Write the data out again, exactly as given.

(Data about app and page elements)
++++

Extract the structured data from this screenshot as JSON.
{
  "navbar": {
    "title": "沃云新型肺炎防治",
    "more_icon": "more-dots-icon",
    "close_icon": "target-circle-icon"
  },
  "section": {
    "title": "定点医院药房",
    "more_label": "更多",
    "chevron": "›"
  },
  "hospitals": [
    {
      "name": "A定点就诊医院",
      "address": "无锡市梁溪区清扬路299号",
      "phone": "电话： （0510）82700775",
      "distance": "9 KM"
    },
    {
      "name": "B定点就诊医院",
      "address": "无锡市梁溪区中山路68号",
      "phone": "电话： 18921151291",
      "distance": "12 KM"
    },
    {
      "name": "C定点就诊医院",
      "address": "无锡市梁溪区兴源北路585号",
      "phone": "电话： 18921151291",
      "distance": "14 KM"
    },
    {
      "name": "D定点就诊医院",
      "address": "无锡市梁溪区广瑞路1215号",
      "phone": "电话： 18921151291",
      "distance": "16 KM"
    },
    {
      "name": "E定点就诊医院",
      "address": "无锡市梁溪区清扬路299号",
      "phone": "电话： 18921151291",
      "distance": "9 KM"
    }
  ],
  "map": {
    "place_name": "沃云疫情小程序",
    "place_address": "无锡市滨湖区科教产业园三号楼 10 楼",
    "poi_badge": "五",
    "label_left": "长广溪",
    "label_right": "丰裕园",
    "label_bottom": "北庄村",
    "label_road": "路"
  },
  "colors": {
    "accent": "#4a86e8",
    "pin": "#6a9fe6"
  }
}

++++

Task answer:
Extract the structured data from this screenshot as JSON.
{
  "navbar": {
    "title": "沃云新型肺炎防治",
    "more_icon": "more-dots-icon",
    "close_icon": "target-circle-icon"
  },
  "section": {
    "title": "定点医院药房",
    "more_label": "更多",
    "chevron": "›"
  },
  "hospitals": [
    {
      "name": "A定点就诊医院",
      "address": "无锡市梁溪区清扬路299号",
      "phone": "电话： （0510）82700775",
      "distance": "9 KM"
    },
    {
      "name": "B定点就诊医院",
      "address": "无锡市梁溪区中山路68号",
      "phone": "电话： 18921151291",
      "distance": "12 KM"
    },
    {
      "name": "C定点就诊医院",
      "address": "无锡市梁溪区兴源北路585号",
      "phone": "电话： 18921151291",
      "distance": "14 KM"
    },
    {
      "name": "D定点就诊医院",
      "address": "无锡市梁溪区广瑞路1215号",
      "phone": "电话： 18921151291",
      "distance": "16 KM"
    },
    {
      "name": "E定点就诊医院",
      "address": "无锡市梁溪区清扬路299号",
      "phone": "电话： 18921151291",
      "distance": "9 KM"
    }
  ],
  "map": {
    "place_name": "沃云疫情小程序",
    "place_address": "无锡市滨湖区科教产业园三号楼 10 楼",
    "poi_badge": "五",
    "label_left": "长广溪",
    "label_right": "丰裕园",
    "label_bottom": "北庄村",
    "label_road": "路"
  },
  "colors": {
    "accent": "#4a86e8",
    "pin": "#6a9fe6"
  }
}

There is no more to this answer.